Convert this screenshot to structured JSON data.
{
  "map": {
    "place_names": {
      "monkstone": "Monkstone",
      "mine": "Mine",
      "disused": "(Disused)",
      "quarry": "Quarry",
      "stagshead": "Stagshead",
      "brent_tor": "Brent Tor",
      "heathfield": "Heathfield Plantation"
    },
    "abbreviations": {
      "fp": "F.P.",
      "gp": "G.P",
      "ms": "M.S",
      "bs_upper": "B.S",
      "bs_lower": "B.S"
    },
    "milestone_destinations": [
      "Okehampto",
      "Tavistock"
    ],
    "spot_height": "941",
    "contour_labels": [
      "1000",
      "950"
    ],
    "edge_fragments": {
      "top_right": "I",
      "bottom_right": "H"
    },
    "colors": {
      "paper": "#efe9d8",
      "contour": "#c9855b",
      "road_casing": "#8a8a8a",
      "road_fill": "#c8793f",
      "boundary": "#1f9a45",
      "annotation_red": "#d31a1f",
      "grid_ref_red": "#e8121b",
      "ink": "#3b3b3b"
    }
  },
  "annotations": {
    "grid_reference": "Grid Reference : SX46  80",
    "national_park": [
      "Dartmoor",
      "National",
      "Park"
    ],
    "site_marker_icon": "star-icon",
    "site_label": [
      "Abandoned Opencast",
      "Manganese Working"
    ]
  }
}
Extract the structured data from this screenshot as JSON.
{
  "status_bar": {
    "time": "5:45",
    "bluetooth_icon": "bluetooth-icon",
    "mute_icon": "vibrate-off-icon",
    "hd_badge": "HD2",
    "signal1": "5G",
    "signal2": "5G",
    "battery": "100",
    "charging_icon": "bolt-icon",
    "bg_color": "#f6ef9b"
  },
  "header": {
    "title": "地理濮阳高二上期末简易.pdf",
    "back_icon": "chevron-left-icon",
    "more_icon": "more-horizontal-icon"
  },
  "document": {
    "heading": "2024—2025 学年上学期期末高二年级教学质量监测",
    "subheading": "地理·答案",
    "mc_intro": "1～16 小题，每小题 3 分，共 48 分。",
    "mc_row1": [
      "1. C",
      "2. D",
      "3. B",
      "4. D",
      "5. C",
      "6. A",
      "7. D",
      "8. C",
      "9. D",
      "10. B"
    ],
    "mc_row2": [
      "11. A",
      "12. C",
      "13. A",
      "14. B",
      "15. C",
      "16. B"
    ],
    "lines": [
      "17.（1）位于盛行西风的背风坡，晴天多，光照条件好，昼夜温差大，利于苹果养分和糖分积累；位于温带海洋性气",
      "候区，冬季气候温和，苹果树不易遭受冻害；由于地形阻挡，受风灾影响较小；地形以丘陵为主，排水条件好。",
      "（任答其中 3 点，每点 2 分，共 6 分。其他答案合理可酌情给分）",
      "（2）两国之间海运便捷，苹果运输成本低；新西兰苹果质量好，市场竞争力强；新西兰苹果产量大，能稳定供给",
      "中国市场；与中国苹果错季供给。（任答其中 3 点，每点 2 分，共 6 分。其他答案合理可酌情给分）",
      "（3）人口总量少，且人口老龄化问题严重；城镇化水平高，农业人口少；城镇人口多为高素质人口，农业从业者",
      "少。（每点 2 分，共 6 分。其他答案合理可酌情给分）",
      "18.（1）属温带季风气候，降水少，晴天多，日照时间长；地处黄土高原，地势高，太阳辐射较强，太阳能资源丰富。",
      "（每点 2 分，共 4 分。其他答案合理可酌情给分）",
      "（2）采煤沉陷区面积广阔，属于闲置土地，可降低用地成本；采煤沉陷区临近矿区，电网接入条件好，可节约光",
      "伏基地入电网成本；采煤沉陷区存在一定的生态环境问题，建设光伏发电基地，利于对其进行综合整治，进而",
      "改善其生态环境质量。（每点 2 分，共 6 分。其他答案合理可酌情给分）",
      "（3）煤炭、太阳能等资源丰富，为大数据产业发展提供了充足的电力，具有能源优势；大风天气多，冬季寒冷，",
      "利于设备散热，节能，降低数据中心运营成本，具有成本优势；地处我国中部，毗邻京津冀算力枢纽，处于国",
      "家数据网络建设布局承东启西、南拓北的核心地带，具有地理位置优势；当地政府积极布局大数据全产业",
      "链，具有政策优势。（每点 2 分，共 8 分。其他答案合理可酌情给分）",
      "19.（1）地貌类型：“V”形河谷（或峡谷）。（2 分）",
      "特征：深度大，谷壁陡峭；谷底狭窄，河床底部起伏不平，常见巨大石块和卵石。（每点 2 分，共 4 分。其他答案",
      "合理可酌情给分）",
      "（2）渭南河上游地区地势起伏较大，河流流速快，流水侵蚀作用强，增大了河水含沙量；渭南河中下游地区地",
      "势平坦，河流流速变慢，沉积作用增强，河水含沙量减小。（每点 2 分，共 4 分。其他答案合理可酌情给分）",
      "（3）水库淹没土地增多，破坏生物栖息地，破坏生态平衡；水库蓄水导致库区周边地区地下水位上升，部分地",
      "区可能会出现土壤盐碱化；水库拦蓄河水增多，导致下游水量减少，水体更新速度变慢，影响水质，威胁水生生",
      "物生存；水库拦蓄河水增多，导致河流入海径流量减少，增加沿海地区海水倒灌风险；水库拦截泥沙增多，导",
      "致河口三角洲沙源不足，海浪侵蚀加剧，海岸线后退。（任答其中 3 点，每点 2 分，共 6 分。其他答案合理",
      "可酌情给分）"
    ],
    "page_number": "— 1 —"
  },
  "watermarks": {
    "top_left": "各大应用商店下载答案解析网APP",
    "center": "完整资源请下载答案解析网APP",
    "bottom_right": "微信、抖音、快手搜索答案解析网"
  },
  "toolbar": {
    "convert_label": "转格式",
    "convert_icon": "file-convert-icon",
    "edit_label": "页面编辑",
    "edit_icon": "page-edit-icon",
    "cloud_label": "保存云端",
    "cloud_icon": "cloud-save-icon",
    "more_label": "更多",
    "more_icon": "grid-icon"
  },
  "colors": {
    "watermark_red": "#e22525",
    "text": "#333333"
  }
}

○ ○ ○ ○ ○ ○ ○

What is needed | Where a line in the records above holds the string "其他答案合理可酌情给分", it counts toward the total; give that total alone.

Your solution | 7